[RECORDS SUPPLIED Boundary: Start]

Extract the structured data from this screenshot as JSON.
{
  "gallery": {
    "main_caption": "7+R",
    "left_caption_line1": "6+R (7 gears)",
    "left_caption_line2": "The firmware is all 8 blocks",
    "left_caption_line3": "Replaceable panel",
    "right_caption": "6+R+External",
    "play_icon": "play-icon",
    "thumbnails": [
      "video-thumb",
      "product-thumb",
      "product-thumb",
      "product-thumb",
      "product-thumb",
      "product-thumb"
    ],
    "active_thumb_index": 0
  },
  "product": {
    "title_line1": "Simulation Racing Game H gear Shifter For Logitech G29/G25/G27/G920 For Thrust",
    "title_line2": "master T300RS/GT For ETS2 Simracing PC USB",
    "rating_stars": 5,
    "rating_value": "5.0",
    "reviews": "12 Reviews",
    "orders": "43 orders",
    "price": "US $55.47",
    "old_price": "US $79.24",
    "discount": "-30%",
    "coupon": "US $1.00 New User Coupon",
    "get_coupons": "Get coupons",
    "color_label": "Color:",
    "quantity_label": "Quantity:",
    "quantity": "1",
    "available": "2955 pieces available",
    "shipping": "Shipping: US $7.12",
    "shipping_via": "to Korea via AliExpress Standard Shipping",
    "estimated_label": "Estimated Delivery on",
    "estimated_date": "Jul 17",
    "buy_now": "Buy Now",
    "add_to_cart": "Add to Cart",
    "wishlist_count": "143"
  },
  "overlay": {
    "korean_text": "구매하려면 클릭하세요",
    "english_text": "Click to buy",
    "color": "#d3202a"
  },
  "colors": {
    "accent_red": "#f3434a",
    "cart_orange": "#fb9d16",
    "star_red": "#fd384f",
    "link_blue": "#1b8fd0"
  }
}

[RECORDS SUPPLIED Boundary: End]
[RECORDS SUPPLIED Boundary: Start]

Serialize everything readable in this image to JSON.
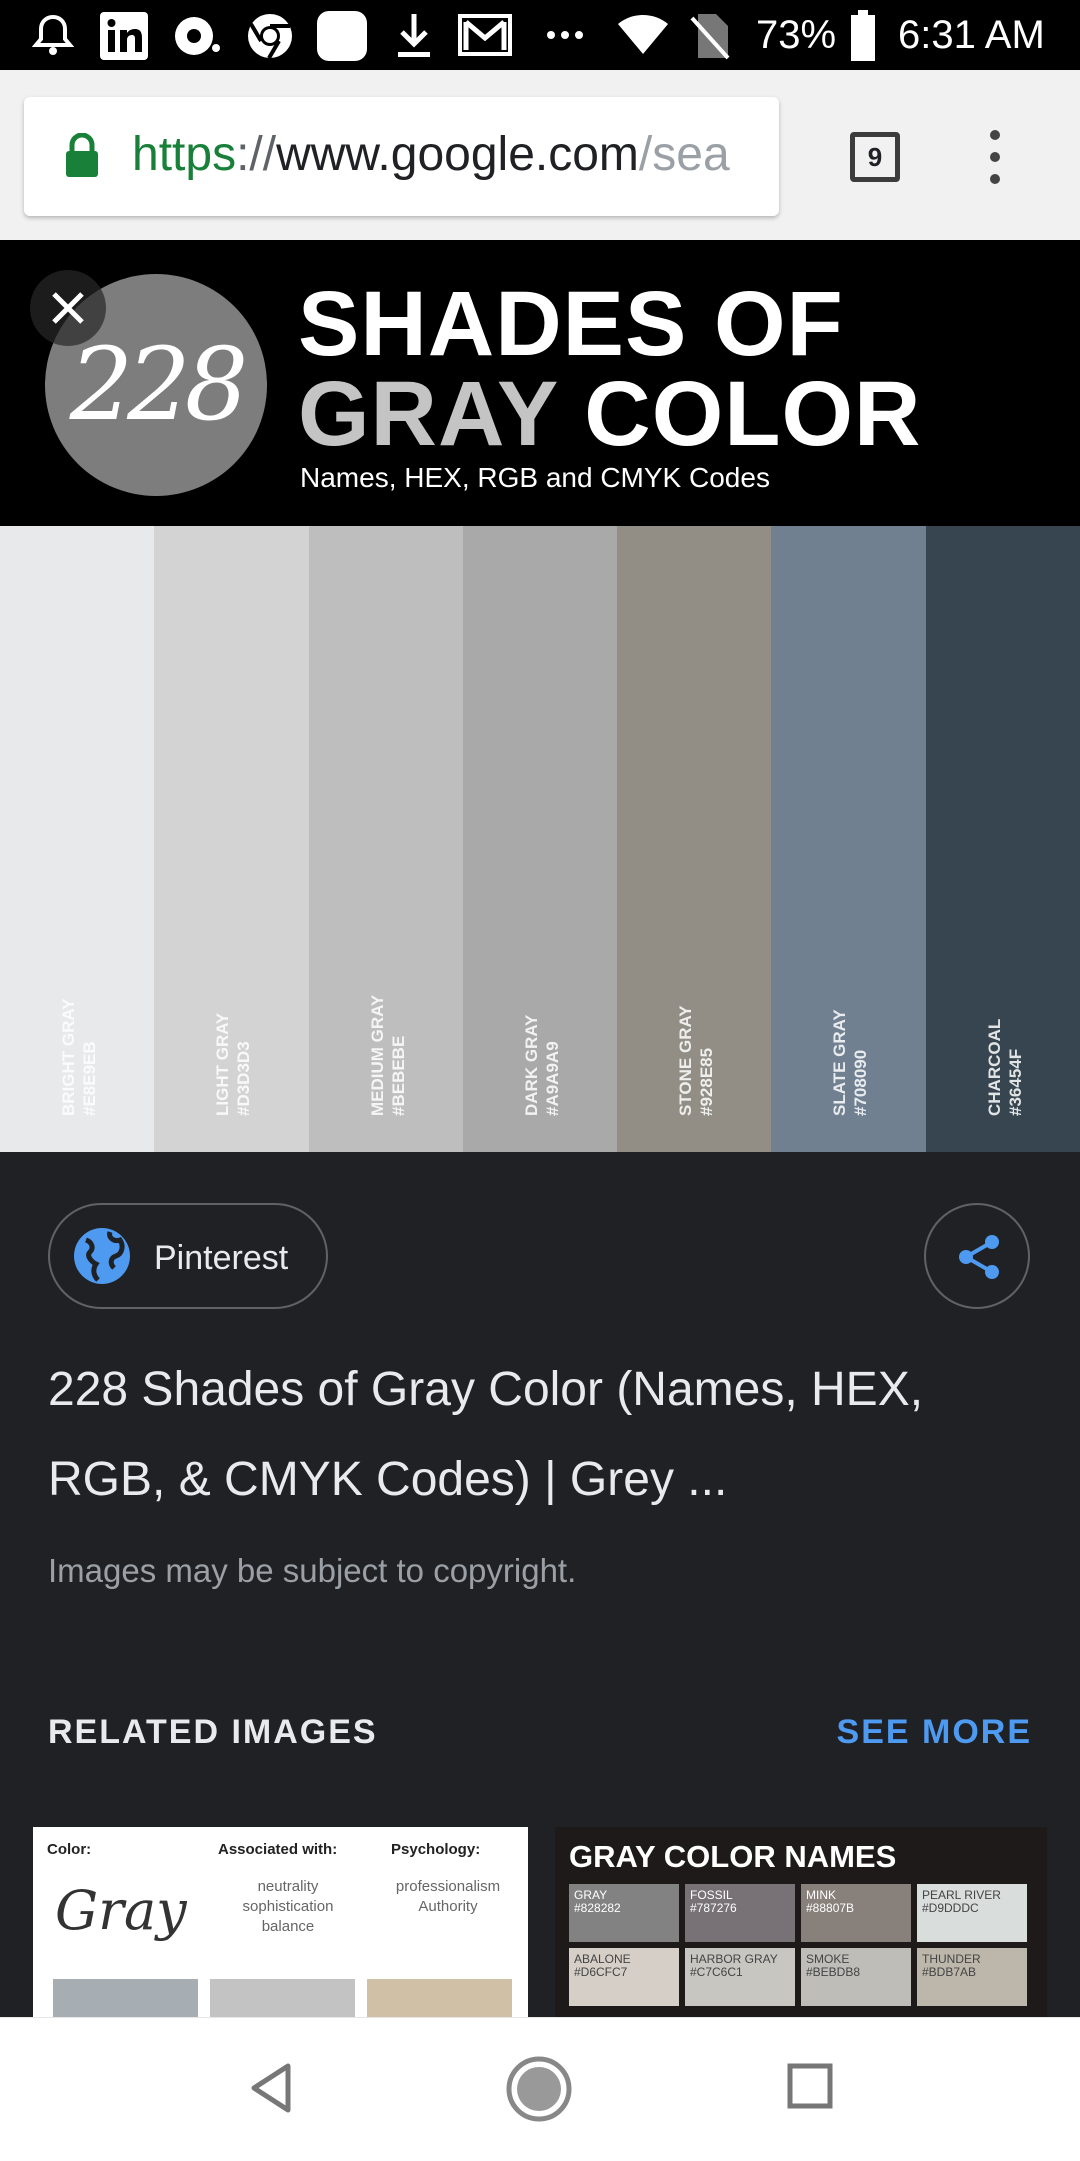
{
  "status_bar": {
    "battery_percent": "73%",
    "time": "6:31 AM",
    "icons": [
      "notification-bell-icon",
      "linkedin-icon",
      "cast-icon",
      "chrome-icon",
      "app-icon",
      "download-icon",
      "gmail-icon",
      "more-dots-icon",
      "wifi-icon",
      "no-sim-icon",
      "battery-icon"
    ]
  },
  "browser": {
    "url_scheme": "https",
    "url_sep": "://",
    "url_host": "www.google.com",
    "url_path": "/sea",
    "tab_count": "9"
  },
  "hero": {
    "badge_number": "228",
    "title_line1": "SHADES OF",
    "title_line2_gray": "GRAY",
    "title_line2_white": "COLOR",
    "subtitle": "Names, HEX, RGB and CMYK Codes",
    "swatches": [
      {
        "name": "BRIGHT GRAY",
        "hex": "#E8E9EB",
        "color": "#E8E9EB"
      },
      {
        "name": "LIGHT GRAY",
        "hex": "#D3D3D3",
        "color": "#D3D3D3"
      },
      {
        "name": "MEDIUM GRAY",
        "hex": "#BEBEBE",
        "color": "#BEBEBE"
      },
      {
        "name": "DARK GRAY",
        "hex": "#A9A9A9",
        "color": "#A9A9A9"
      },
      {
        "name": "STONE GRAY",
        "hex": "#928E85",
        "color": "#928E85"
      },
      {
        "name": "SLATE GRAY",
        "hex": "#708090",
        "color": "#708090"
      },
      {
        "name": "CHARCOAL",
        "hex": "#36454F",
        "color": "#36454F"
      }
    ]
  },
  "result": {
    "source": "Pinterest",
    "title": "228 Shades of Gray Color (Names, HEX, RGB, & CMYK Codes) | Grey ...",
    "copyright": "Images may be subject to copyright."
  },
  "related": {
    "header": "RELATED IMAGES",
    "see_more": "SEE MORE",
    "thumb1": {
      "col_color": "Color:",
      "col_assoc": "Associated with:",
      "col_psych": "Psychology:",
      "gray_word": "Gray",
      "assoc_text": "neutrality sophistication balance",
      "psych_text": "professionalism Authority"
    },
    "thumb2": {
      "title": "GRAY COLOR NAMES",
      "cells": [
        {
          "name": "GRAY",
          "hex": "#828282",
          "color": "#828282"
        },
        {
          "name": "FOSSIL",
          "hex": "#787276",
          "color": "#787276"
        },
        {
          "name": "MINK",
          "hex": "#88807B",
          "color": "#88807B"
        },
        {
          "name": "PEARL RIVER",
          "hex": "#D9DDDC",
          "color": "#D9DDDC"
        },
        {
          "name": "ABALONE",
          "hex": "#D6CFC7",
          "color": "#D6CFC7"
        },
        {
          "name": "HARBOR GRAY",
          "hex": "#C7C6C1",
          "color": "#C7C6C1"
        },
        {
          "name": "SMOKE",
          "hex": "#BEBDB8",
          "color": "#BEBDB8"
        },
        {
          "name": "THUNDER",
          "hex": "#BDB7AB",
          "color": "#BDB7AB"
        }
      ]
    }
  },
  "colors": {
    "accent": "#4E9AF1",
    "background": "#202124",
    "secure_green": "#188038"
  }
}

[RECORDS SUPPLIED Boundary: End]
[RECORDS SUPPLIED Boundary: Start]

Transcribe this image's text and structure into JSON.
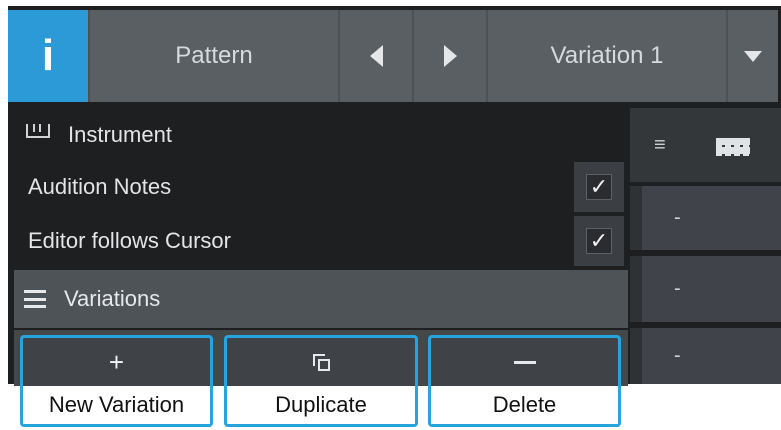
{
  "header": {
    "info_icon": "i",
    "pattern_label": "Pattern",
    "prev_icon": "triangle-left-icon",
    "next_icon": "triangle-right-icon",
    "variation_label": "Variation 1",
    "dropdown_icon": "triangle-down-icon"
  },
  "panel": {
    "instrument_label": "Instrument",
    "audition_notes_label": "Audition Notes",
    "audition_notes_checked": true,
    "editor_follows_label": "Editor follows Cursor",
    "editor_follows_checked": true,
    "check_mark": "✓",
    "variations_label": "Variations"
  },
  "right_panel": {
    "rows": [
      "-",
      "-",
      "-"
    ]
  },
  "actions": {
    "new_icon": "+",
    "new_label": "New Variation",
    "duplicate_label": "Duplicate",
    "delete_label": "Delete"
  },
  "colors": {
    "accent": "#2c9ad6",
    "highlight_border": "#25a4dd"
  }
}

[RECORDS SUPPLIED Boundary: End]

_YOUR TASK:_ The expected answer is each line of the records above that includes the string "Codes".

_THE ANSWER:_
    "subtitle": "Names, HEX, RGB and CMYK Codes",
    "title": "228 Shades of Gray Color (Names, HEX, RGB, & CMYK Codes) | Grey ...",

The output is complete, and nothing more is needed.